So that’s it for today- class is dismissed!

xoxo

Bethany

Follow via Email

No spam guarantee.

facebooktwittergoogle_plustumblrmail

, , ,

12 Responses to Decorating UNschool: Pattern Mixing

  1. Alexis Reddy February 5, 2016 at 11:17 am #

    This is great Beth!
    I also struggle with a fear of pattern! Now it doesn’t seem so intimidating!??

    • Bethany February 6, 2016 at 7:01 pm #

      So glad it was helpful!! Same applies for clothing, but you’re so good at that!!!

  2. Annet M February 5, 2016 at 11:55 am #

    I’m really enjoying these lessons! I love watching any of Sarah Richardson’s shows and this is exactly what i learned from her – starting with the “jumping off point” bolder fabric and then building the room from there. Haven’t actually used it yet, but I saw where you were going, so I must have learned something! 🙂

    • Bethany February 6, 2016 at 7:02 pm #

      I love Sarah Richardson! Glad to hear her advice was similar. 🙂

  3. Christine February 5, 2016 at 1:00 pm #

    Love it! I’m playing around with making some new pillows and this is perfect! Thanks again. 🙂

    • Bethany February 6, 2016 at 7:02 pm #

      Ooh, good timing! So glad it was helpful for you.

  4. Vianey February 5, 2016 at 10:59 pm #

    I love this. This is one area that I struggle with! I have a tendency to want to match everything. I’m going to have to try using your technique.

  5. Susan February 6, 2016 at 7:43 pm #

    “These concepts don’t just apply to pillows. Its the same when considering patterns on rugs, curtains, bedding, even furniture pieces for the brave among you. ”
    I usually hyper-focus on details and then struggle with the big picture. Thinking about the total room in the same way as choosing throw pillows–This is really helpful! Also helpful, “Don’t go for matchy-matchy, go for compliment and contrast.” Thanks!

    • Bethany February 10, 2016 at 8:48 am #

      Thank you so much, Susan!
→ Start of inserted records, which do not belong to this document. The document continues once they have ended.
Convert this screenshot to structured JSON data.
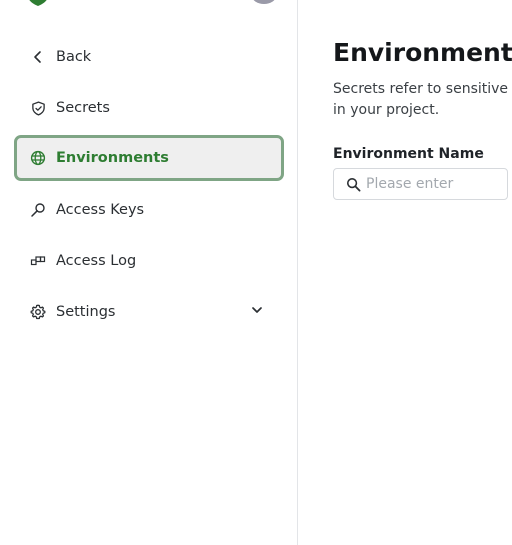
{
  "brand": {
    "accent": "#2e7d32",
    "active_border": "#7fa585",
    "logo_icon": "shield-logo-icon",
    "avatar_color": "#9a9aa8"
  },
  "sidebar": {
    "items": [
      {
        "label": "Back",
        "icon": "chevron-left-icon"
      },
      {
        "label": "Secrets",
        "icon": "shield-check-icon"
      },
      {
        "label": "Environments",
        "icon": "globe-icon",
        "active": true
      },
      {
        "label": "Access Keys",
        "icon": "key-icon"
      },
      {
        "label": "Access Log",
        "icon": "log-blocks-icon"
      },
      {
        "label": "Settings",
        "icon": "gear-icon",
        "expandable": true,
        "expand_icon": "chevron-down-icon"
      }
    ]
  },
  "main": {
    "title": "Environments",
    "description_line1": "Secrets refer to sensitive inf",
    "description_line2": "in your project.",
    "field_label": "Environment Name",
    "search": {
      "placeholder": "Please enter",
      "value": "",
      "icon": "search-icon"
    }
  }
}
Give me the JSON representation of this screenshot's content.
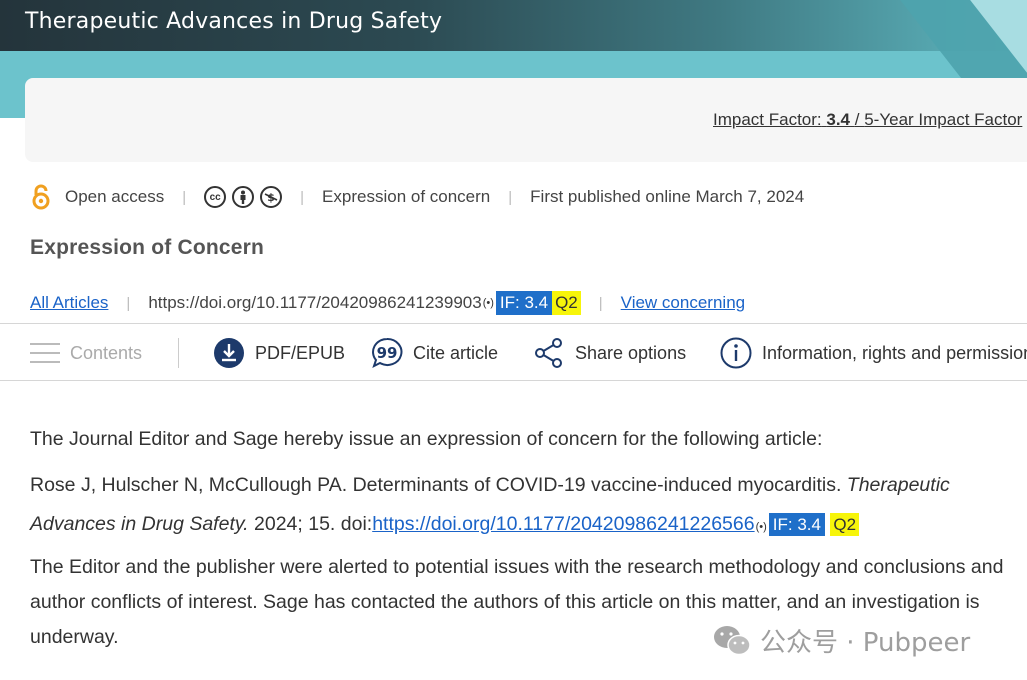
{
  "header": {
    "journal_title": "Therapeutic Advances in Drug Safety"
  },
  "impact": {
    "label": "Impact Factor:",
    "value": "3.4",
    "sep": "/",
    "five_year_label": "5-Year Impact Factor"
  },
  "meta": {
    "open_access": "Open access",
    "license_icons": [
      "cc-icon",
      "by-icon",
      "nc-icon"
    ],
    "article_kind": "Expression of concern",
    "published": "First published online March 7, 2024"
  },
  "article_type_heading": "Expression of Concern",
  "links": {
    "all_articles": "All Articles",
    "doi": "https://doi.org/10.1177/20420986241239903",
    "if_badge": "IF: 3.4",
    "q_badge": "Q2",
    "view_concerning": "View concerning"
  },
  "toolbar": {
    "contents": "Contents",
    "pdf": "PDF/EPUB",
    "cite": "Cite article",
    "share": "Share options",
    "info": "Information, rights and permissions"
  },
  "body": {
    "p1": "The Journal Editor and Sage hereby issue an expression of concern for the following article:",
    "p2_authors": "Rose J, Hulscher N, McCullough PA. Determinants of COVID-19 vaccine-induced myocarditis. ",
    "p2_journal": "Therapeutic Advances in Drug Safety.",
    "p2_year": " 2024; 15. doi:",
    "p2_doi": "https://doi.org/10.1177/20420986241226566",
    "p2_if_badge": "IF: 3.4",
    "p2_q_badge": "Q2",
    "p3": "The Editor and the publisher were alerted to potential issues with the research methodology and conclusions and author conflicts of interest. Sage has contacted the authors of this article on this matter, and an investigation is underway."
  },
  "watermark": {
    "text": "公众号 · Pubpeer"
  },
  "colors": {
    "banner_teal": "#6cc3cc",
    "link_blue": "#1a63c8",
    "if_badge_bg": "#1f6fc9",
    "q_badge_bg": "#f7f50a",
    "open_access_orange": "#f0a020"
  }
}
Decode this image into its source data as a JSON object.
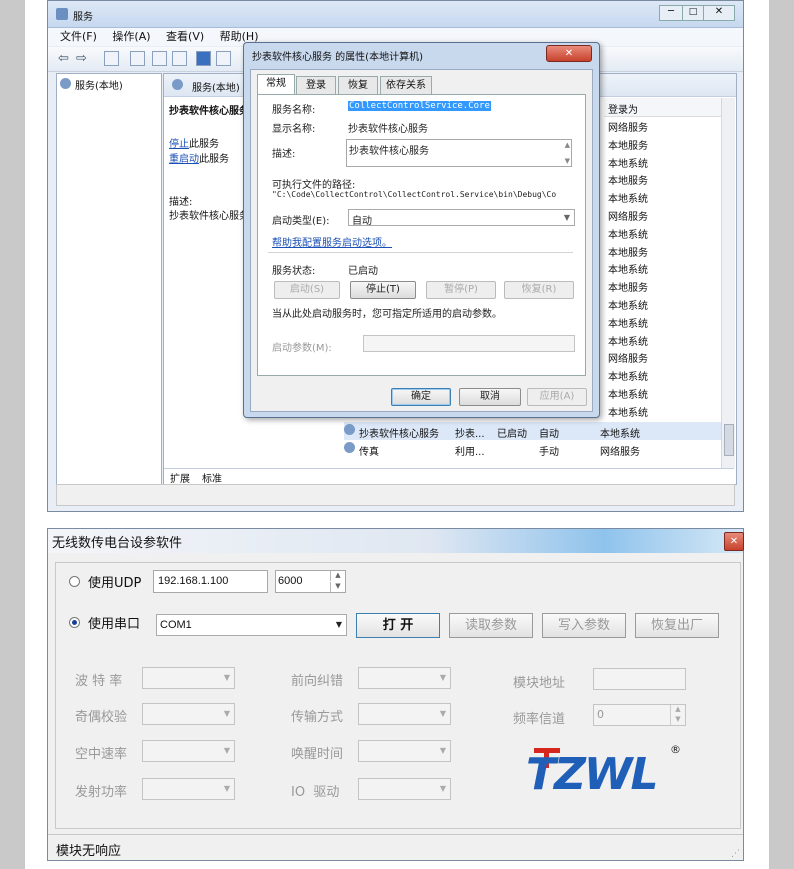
{
  "services_window": {
    "title": "服务",
    "menu": [
      "文件(F)",
      "操作(A)",
      "查看(V)",
      "帮助(H)"
    ],
    "tree_item": "服务(本地)",
    "pane_header": "服务(本地)",
    "selected_service_name": "抄表软件核心服务",
    "stop_link": "停止",
    "stop_suffix": "此服务",
    "restart_link": "重启动",
    "restart_suffix": "此服务",
    "desc_label": "描述:",
    "desc_text": "抄表软件核心服务",
    "col_logon": "登录为",
    "logon_values": [
      "网络服务",
      "本地服务",
      "本地系统",
      "本地服务",
      "本地系统",
      "网络服务",
      "本地系统",
      "本地服务",
      "本地系统",
      "本地服务",
      "本地系统",
      "本地系统",
      "本地系统",
      "网络服务",
      "本地系统",
      "本地系统",
      "本地系统",
      "本地系统"
    ],
    "rows": [
      {
        "name": "抄表软件核心服务",
        "desc": "抄表...",
        "status": "已启动",
        "startup": "自动",
        "logon": "本地系统"
      },
      {
        "name": "传真",
        "desc": "利用...",
        "status": "",
        "startup": "手动",
        "logon": "网络服务"
      }
    ],
    "tabs": [
      "扩展",
      "标准"
    ]
  },
  "properties_dialog": {
    "title": "抄表软件核心服务 的属性(本地计算机)",
    "tabs": [
      "常规",
      "登录",
      "恢复",
      "依存关系"
    ],
    "service_name_label": "服务名称:",
    "service_name_value": "CollectControlService.Core",
    "display_name_label": "显示名称:",
    "display_name_value": "抄表软件核心服务",
    "description_label": "描述:",
    "description_value": "抄表软件核心服务",
    "exe_path_label": "可执行文件的路径:",
    "exe_path_value": "\"C:\\Code\\CollectControl\\CollectControl.Service\\bin\\Debug\\Co",
    "startup_type_label": "启动类型(E):",
    "startup_type_value": "自动",
    "help_link": "帮助我配置服务启动选项。",
    "status_label": "服务状态:",
    "status_value": "已启动",
    "btn_start": "启动(S)",
    "btn_stop": "停止(T)",
    "btn_pause": "暂停(P)",
    "btn_resume": "恢复(R)",
    "start_params_hint": "当从此处启动服务时，您可指定所适用的启动参数。",
    "start_params_label": "启动参数(M):",
    "btn_ok": "确定",
    "btn_cancel": "取消",
    "btn_apply": "应用(A)"
  },
  "config_window": {
    "title": "无线数传电台设参软件",
    "udp_label": "使用UDP",
    "ip_value": "192.168.1.100",
    "port_value": "6000",
    "serial_label": "使用串口",
    "com_value": "COM1",
    "btn_open": "打 开",
    "btn_read": "读取参数",
    "btn_write": "写入参数",
    "btn_restore": "恢复出厂",
    "labels_col1": [
      "波 特 率",
      "奇偶校验",
      "空中速率",
      "发射功率"
    ],
    "labels_col2": [
      "前向纠错",
      "传输方式",
      "唤醒时间",
      "IO  驱动"
    ],
    "module_addr_label": "模块地址",
    "freq_channel_label": "频率信道",
    "freq_channel_value": "0",
    "logo_text": "TZWL",
    "logo_mark": "®",
    "status_text": "模块无响应"
  },
  "colors": {
    "link": "#1a4fb5",
    "logo_blue": "#1f5fb8",
    "logo_red": "#d7261e",
    "selection": "#3399ff"
  }
}
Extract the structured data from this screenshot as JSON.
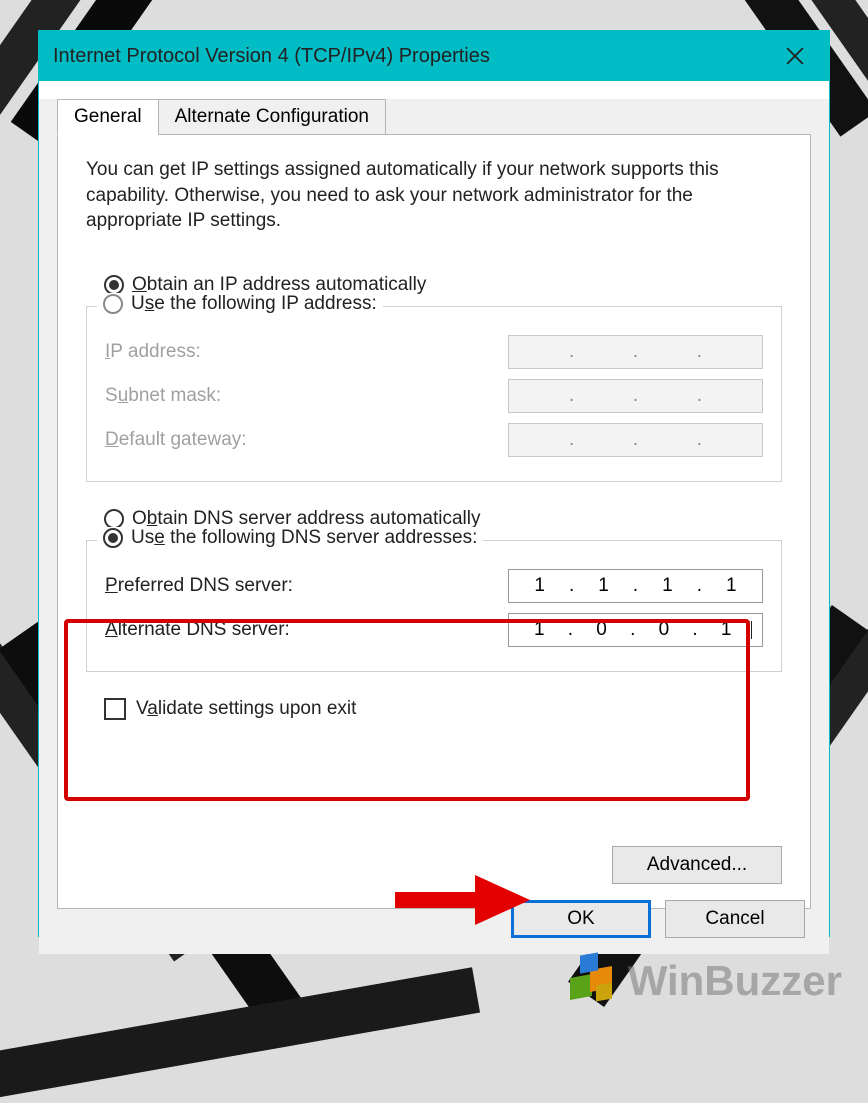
{
  "window": {
    "title": "Internet Protocol Version 4 (TCP/IPv4) Properties"
  },
  "tabs": {
    "general": "General",
    "alternate": "Alternate Configuration"
  },
  "intro": "You can get IP settings assigned automatically if your network supports this capability. Otherwise, you need to ask your network administrator for the appropriate IP settings.",
  "ip": {
    "auto_label_pre": "O",
    "auto_label_rest": "btain an IP address automatically",
    "manual_label_pre": "U",
    "manual_label_mid": "s",
    "manual_label_rest": "e the following IP address:",
    "ip_label_pre": "I",
    "ip_label_rest": "P address:",
    "subnet_label_pre": "S",
    "subnet_label_mid": "u",
    "subnet_label_rest": "bnet mask:",
    "gateway_label_pre": "D",
    "gateway_label_rest": "efault gateway:",
    "ip_value": [
      "",
      "",
      "",
      ""
    ],
    "subnet_value": [
      "",
      "",
      "",
      ""
    ],
    "gateway_value": [
      "",
      "",
      "",
      ""
    ]
  },
  "dns": {
    "auto_label_pre": "O",
    "auto_label_mid": "b",
    "auto_label_rest": "tain DNS server address automatically",
    "manual_label_pre": "Us",
    "manual_label_mid": "e",
    "manual_label_rest": " the following DNS server addresses:",
    "preferred_label_pre": "P",
    "preferred_label_rest": "referred DNS server:",
    "alternate_label_pre": "A",
    "alternate_label_rest": "lternate DNS server:",
    "preferred_value": [
      "1",
      "1",
      "1",
      "1"
    ],
    "alternate_value": [
      "1",
      "0",
      "0",
      "1"
    ]
  },
  "validate": {
    "label_pre": "V",
    "label_mid": "a",
    "label_rest": "lidate settings upon exit",
    "checked": false
  },
  "buttons": {
    "advanced": "Advanced...",
    "ok": "OK",
    "cancel": "Cancel"
  },
  "watermark": "WinBuzzer",
  "colors": {
    "titlebar": "#00bcc4",
    "highlight": "#d40000",
    "primary_border": "#0a6fd6"
  }
}
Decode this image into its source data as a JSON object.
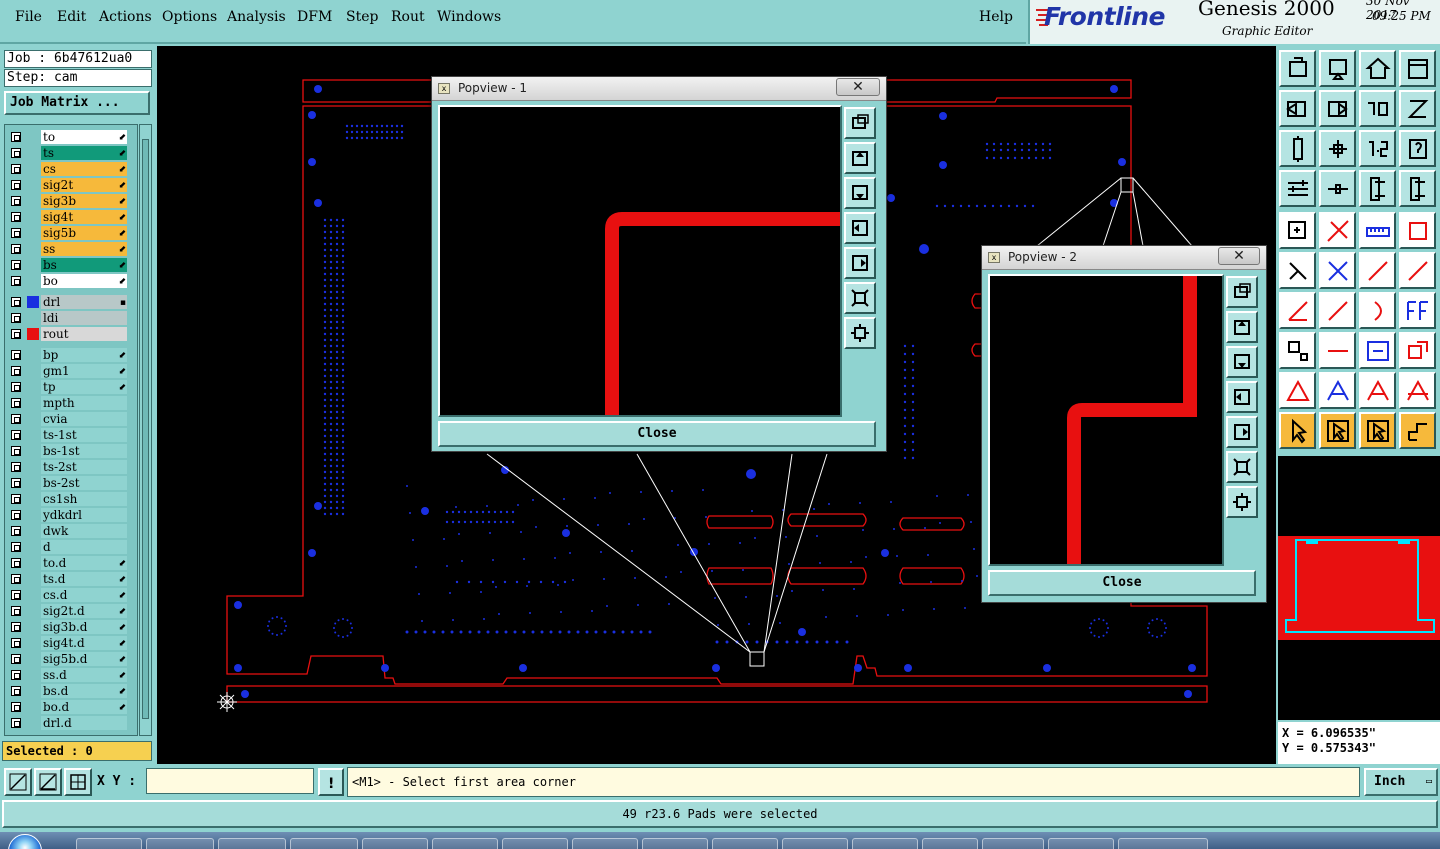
{
  "menubar": {
    "items": [
      "File",
      "Edit",
      "Actions",
      "Options",
      "Analysis",
      "DFM",
      "Step",
      "Rout",
      "Windows"
    ],
    "help": "Help"
  },
  "brand": {
    "logo": "Frontline",
    "product": "Genesis 2000",
    "subtitle": "Graphic Editor",
    "date": "30 Nov 2017",
    "time": "09:25 PM"
  },
  "left": {
    "job": "Job : 6b47612ua0",
    "step": "Step: cam",
    "job_matrix": "Job Matrix ...",
    "selected": "Selected : 0",
    "layers": [
      {
        "name": "to",
        "color": "#ffffff",
        "swatch": "",
        "mark": "⬋"
      },
      {
        "name": "ts",
        "color": "#119a7a",
        "swatch": "",
        "mark": "⬋"
      },
      {
        "name": "cs",
        "color": "#f6b93b",
        "swatch": "",
        "mark": "⬋"
      },
      {
        "name": "sig2t",
        "color": "#f6b93b",
        "swatch": "",
        "mark": "⬋"
      },
      {
        "name": "sig3b",
        "color": "#f6b93b",
        "swatch": "",
        "mark": "⬋"
      },
      {
        "name": "sig4t",
        "color": "#f6b93b",
        "swatch": "",
        "mark": "⬋"
      },
      {
        "name": "sig5b",
        "color": "#f6b93b",
        "swatch": "",
        "mark": "⬋"
      },
      {
        "name": "ss",
        "color": "#f6b93b",
        "swatch": "",
        "mark": "⬋"
      },
      {
        "name": "bs",
        "color": "#119a7a",
        "swatch": "",
        "mark": "⬋"
      },
      {
        "name": "bo",
        "color": "#ffffff",
        "swatch": "",
        "mark": "⬋"
      },
      {
        "name": "drl",
        "color": "#b8c8c8",
        "swatch": "#1a2fe0",
        "mark": "▪"
      },
      {
        "name": "ldi",
        "color": "#b8c8c8",
        "swatch": "",
        "mark": ""
      },
      {
        "name": "rout",
        "color": "#d8d8d8",
        "swatch": "#e81010",
        "mark": ""
      },
      {
        "name": "bp",
        "color": "#8fd3d0",
        "swatch": "",
        "mark": "⬋"
      },
      {
        "name": "gm1",
        "color": "#8fd3d0",
        "swatch": "",
        "mark": "⬋"
      },
      {
        "name": "tp",
        "color": "#8fd3d0",
        "swatch": "",
        "mark": "⬋"
      },
      {
        "name": "mpth",
        "color": "#8fd3d0",
        "swatch": "",
        "mark": ""
      },
      {
        "name": "cvia",
        "color": "#8fd3d0",
        "swatch": "",
        "mark": ""
      },
      {
        "name": "ts-1st",
        "color": "#8fd3d0",
        "swatch": "",
        "mark": ""
      },
      {
        "name": "bs-1st",
        "color": "#8fd3d0",
        "swatch": "",
        "mark": ""
      },
      {
        "name": "ts-2st",
        "color": "#8fd3d0",
        "swatch": "",
        "mark": ""
      },
      {
        "name": "bs-2st",
        "color": "#8fd3d0",
        "swatch": "",
        "mark": ""
      },
      {
        "name": "cs1sh",
        "color": "#8fd3d0",
        "swatch": "",
        "mark": ""
      },
      {
        "name": "ydkdrl",
        "color": "#8fd3d0",
        "swatch": "",
        "mark": ""
      },
      {
        "name": "dwk",
        "color": "#8fd3d0",
        "swatch": "",
        "mark": ""
      },
      {
        "name": "d",
        "color": "#8fd3d0",
        "swatch": "",
        "mark": ""
      },
      {
        "name": "to.d",
        "color": "#8fd3d0",
        "swatch": "",
        "mark": "⬋"
      },
      {
        "name": "ts.d",
        "color": "#8fd3d0",
        "swatch": "",
        "mark": "⬋"
      },
      {
        "name": "cs.d",
        "color": "#8fd3d0",
        "swatch": "",
        "mark": "⬋"
      },
      {
        "name": "sig2t.d",
        "color": "#8fd3d0",
        "swatch": "",
        "mark": "⬋"
      },
      {
        "name": "sig3b.d",
        "color": "#8fd3d0",
        "swatch": "",
        "mark": "⬋"
      },
      {
        "name": "sig4t.d",
        "color": "#8fd3d0",
        "swatch": "",
        "mark": "⬋"
      },
      {
        "name": "sig5b.d",
        "color": "#8fd3d0",
        "swatch": "",
        "mark": "⬋"
      },
      {
        "name": "ss.d",
        "color": "#8fd3d0",
        "swatch": "",
        "mark": "⬋"
      },
      {
        "name": "bs.d",
        "color": "#8fd3d0",
        "swatch": "",
        "mark": "⬋"
      },
      {
        "name": "bo.d",
        "color": "#8fd3d0",
        "swatch": "",
        "mark": "⬋"
      },
      {
        "name": "drl.d",
        "color": "#8fd3d0",
        "swatch": "",
        "mark": ""
      }
    ]
  },
  "popview1": {
    "title": "Popview - 1",
    "close_x": "✕",
    "close": "Close"
  },
  "popview2": {
    "title": "Popview - 2",
    "close_x": "✕",
    "close": "Close"
  },
  "right": {
    "coord_x": "X  =  6.096535\"",
    "coord_y": "Y  =  0.575343\"",
    "buttons": [
      "job-home-icon",
      "open-step-icon",
      "home-icon",
      "window-icon",
      "pan-left-icon",
      "pan-right-icon",
      "zoom-10-icon",
      "snap-icon",
      "fit-icon",
      "center-icon",
      "ratio-12-icon",
      "help-icon",
      "measure-icon",
      "probe-icon",
      "net-icon",
      "net-alt-icon",
      "pad-icon",
      "line-icon",
      "ruler-icon",
      "round-pad-icon",
      "add-node-icon",
      "delete-icon",
      "connect-icon",
      "move-node-icon",
      "angle-icon",
      "slope-icon",
      "arc-icon",
      "ff-icon",
      "shape-icon",
      "cut-icon",
      "stretch-icon",
      "group-icon",
      "triangle-icon",
      "triangle-a-icon",
      "triangle-b-icon",
      "triangle-c-icon",
      "select-icon",
      "select-box-icon",
      "select-alt-icon",
      "route-icon"
    ]
  },
  "cmd": {
    "xy_label": "X Y :",
    "xy_value": "",
    "warn": "!",
    "prompt": "<M1> - Select first area corner",
    "unit": "Inch"
  },
  "status": {
    "message": "49 r23.6 Pads were selected"
  }
}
Yes, focusing on the big picture is key!!

Trackbacks/Pingbacks

  1. A Few More Words on Pattern Mixing & Pillows - The House of Figs - February 10, 2016

    […] to consider the background, scale, and type of patterns like I mentioned in my last post.  Go for […]

  2. Decorating UNschool: Furniture Arrangement - The House of Figs - February 26, 2016

    […] Pattern/texture mixing and rug rules apply and its always nice if you have room for a spot to sit as well. […]

Leave a Reply